### Work instruction
Gather all lines from the material that contain the word "screenshot".

BEGIN Records for the task

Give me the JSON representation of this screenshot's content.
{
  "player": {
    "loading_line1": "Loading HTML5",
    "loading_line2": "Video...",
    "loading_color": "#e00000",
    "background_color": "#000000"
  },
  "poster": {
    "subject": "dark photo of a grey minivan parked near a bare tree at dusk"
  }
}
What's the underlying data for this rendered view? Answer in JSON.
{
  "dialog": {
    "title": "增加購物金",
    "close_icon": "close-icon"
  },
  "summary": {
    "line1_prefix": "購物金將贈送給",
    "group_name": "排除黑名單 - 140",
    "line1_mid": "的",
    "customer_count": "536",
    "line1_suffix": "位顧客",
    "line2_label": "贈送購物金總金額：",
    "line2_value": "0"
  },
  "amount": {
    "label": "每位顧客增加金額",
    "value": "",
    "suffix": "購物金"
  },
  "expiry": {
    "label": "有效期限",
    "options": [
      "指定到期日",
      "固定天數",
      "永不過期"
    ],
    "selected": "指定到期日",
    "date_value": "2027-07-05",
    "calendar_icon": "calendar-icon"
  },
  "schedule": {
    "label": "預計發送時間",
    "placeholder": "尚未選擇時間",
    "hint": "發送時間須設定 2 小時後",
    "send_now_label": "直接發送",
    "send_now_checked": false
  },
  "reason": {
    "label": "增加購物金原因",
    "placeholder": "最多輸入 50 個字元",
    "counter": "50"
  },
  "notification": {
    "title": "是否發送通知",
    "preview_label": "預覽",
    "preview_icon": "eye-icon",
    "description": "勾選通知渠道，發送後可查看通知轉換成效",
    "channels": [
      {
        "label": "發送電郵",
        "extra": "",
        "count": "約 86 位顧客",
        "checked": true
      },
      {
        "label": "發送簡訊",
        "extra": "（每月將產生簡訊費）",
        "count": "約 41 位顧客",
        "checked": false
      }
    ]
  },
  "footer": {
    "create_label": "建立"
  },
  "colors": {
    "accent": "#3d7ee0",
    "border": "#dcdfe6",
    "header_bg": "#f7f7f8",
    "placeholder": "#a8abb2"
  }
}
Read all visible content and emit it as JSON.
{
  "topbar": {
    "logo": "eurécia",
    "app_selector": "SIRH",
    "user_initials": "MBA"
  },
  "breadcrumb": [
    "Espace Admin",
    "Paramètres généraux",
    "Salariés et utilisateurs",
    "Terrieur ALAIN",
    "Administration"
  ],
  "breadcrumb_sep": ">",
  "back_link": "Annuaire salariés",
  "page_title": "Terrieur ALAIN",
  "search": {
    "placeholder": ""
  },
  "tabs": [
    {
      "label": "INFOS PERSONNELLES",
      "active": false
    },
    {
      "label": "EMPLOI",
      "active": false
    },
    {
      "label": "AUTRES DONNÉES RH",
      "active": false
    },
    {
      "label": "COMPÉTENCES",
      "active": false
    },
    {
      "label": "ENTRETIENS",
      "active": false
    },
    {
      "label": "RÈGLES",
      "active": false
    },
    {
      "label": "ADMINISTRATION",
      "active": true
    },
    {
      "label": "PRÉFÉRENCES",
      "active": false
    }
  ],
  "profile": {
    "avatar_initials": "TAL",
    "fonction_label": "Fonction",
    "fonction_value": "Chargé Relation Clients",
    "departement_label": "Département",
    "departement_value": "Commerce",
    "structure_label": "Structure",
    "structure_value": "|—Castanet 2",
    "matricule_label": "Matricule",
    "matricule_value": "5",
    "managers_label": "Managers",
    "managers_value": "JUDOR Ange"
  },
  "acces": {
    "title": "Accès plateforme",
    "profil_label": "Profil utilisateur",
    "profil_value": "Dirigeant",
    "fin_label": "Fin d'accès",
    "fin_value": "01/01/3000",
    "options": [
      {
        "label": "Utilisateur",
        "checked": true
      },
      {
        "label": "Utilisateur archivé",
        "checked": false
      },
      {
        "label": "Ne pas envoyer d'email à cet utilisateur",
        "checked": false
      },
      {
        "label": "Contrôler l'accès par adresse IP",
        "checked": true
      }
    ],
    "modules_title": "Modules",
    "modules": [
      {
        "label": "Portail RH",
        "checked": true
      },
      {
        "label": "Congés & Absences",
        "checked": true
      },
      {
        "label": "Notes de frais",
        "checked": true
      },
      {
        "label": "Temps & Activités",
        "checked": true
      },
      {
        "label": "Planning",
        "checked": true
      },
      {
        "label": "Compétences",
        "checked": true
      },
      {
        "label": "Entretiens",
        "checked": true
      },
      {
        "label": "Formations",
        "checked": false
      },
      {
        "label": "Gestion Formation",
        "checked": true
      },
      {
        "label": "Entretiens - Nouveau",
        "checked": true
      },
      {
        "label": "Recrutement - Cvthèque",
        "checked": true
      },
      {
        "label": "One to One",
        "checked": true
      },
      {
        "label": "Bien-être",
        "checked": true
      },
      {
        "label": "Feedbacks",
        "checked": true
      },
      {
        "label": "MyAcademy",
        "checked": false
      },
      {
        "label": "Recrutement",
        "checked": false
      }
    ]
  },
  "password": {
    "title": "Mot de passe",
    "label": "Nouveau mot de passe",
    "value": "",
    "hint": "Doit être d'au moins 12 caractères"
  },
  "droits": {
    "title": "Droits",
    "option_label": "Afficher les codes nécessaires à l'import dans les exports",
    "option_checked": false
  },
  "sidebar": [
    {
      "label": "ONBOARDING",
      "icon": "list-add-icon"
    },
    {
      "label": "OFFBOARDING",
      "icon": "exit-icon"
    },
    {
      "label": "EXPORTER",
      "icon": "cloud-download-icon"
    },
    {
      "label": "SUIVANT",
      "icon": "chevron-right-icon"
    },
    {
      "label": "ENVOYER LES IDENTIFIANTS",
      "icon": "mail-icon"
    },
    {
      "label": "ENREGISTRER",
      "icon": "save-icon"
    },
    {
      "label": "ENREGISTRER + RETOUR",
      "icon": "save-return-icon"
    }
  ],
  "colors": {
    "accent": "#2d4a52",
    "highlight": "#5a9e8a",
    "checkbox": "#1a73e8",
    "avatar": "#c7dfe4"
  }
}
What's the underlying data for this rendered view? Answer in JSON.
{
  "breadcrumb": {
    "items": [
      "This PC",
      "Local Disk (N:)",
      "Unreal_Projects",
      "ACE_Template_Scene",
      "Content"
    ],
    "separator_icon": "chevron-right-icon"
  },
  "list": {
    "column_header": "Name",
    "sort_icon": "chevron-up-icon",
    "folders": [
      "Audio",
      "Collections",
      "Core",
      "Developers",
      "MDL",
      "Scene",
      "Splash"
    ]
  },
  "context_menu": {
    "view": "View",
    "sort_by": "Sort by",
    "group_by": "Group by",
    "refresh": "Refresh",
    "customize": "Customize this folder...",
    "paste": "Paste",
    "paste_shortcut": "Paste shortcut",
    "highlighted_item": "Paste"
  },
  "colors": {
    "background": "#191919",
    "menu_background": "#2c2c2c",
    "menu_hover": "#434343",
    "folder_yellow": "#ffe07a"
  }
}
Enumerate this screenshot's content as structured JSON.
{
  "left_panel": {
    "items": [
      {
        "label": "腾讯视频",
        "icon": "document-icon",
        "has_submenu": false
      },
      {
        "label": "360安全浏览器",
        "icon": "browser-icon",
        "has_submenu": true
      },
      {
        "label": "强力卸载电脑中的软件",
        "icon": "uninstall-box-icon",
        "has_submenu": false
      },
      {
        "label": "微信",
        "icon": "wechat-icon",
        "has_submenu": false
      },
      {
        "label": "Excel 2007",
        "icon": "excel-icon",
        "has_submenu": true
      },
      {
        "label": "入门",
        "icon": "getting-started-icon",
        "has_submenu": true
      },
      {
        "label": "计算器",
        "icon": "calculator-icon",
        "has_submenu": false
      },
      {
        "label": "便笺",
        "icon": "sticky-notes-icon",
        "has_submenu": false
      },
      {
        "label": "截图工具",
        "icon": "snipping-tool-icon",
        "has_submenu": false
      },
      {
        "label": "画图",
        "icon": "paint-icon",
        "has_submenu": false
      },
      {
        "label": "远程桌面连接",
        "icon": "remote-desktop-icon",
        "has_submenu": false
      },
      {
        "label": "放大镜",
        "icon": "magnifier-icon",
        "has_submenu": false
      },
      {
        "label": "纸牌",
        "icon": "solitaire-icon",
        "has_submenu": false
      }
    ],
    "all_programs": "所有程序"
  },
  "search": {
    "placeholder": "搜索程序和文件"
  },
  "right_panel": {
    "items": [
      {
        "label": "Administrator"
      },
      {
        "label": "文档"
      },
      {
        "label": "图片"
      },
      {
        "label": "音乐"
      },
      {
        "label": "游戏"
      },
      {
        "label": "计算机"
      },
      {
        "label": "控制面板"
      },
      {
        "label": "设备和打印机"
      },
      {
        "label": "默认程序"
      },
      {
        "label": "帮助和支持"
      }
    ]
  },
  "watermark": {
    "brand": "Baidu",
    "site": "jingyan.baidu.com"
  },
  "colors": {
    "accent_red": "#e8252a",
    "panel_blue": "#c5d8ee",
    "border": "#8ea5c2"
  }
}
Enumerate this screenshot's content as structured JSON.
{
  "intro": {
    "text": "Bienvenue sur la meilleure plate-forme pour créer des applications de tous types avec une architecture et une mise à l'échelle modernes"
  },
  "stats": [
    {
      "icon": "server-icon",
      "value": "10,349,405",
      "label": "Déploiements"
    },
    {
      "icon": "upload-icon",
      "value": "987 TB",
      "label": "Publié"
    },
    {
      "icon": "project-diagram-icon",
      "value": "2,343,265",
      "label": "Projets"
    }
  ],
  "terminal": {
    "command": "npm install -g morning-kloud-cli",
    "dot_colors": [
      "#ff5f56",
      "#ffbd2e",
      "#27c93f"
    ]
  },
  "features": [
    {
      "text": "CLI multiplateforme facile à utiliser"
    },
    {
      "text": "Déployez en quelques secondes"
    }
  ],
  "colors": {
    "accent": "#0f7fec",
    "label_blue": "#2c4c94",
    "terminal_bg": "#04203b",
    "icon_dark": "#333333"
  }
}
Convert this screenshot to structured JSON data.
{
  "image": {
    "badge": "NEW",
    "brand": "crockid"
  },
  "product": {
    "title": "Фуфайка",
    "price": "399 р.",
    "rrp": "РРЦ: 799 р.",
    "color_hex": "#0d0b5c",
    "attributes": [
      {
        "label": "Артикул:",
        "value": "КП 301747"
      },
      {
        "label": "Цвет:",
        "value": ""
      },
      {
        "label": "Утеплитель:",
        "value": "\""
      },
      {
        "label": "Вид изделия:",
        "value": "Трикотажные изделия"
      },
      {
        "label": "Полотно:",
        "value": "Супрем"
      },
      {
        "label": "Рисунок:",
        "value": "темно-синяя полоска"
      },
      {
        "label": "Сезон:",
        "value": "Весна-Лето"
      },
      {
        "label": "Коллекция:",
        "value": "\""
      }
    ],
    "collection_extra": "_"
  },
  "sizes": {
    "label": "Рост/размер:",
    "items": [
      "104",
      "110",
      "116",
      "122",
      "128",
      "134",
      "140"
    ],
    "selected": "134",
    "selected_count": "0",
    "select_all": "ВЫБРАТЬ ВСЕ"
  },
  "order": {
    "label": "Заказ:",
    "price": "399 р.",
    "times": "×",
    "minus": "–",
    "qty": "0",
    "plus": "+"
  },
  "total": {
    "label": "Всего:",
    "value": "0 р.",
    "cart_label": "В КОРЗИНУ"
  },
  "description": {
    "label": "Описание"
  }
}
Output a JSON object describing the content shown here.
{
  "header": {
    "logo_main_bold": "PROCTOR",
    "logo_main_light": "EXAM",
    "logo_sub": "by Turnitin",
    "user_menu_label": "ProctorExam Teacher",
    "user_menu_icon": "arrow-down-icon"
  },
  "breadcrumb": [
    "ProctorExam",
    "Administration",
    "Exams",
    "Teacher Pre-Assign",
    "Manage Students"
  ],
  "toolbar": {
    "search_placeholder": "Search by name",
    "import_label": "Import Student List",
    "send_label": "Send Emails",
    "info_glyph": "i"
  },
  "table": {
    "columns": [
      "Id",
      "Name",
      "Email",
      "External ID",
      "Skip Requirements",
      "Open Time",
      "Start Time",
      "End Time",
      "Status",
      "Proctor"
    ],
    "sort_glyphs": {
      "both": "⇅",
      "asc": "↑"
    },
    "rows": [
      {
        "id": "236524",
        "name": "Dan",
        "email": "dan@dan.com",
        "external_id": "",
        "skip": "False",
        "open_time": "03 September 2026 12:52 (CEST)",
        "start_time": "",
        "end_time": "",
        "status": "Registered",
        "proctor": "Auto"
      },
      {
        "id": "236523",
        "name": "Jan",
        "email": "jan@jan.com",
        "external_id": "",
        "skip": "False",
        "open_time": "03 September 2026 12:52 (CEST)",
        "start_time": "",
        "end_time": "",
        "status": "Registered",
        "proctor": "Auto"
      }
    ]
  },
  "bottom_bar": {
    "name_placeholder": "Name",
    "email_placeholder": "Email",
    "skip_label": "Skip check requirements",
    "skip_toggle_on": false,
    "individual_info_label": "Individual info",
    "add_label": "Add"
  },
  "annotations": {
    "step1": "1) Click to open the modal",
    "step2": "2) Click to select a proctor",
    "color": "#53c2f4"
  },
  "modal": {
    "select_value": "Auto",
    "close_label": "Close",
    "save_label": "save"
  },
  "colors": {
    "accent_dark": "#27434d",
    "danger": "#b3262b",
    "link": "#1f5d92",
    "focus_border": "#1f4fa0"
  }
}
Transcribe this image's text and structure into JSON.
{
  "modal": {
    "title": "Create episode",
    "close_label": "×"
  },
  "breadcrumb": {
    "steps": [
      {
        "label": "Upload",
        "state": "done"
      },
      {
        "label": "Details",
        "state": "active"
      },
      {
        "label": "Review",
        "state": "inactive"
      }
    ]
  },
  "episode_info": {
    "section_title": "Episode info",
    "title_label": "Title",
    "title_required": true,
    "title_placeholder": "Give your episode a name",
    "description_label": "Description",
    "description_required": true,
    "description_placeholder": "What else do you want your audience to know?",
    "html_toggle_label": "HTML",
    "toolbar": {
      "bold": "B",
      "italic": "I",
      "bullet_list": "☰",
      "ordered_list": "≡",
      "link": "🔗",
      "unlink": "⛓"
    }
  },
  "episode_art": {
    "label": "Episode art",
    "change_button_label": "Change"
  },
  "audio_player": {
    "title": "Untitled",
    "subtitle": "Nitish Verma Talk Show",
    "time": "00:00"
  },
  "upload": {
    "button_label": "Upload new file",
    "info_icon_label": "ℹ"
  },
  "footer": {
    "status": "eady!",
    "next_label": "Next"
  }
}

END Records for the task

### Response area
Give me the JSON representation of this screenshot's content.
Enumerate this screenshot's content as structured JSON.
Enumerate this screenshot's content as structured JSON.
Convert this screenshot to structured JSON data.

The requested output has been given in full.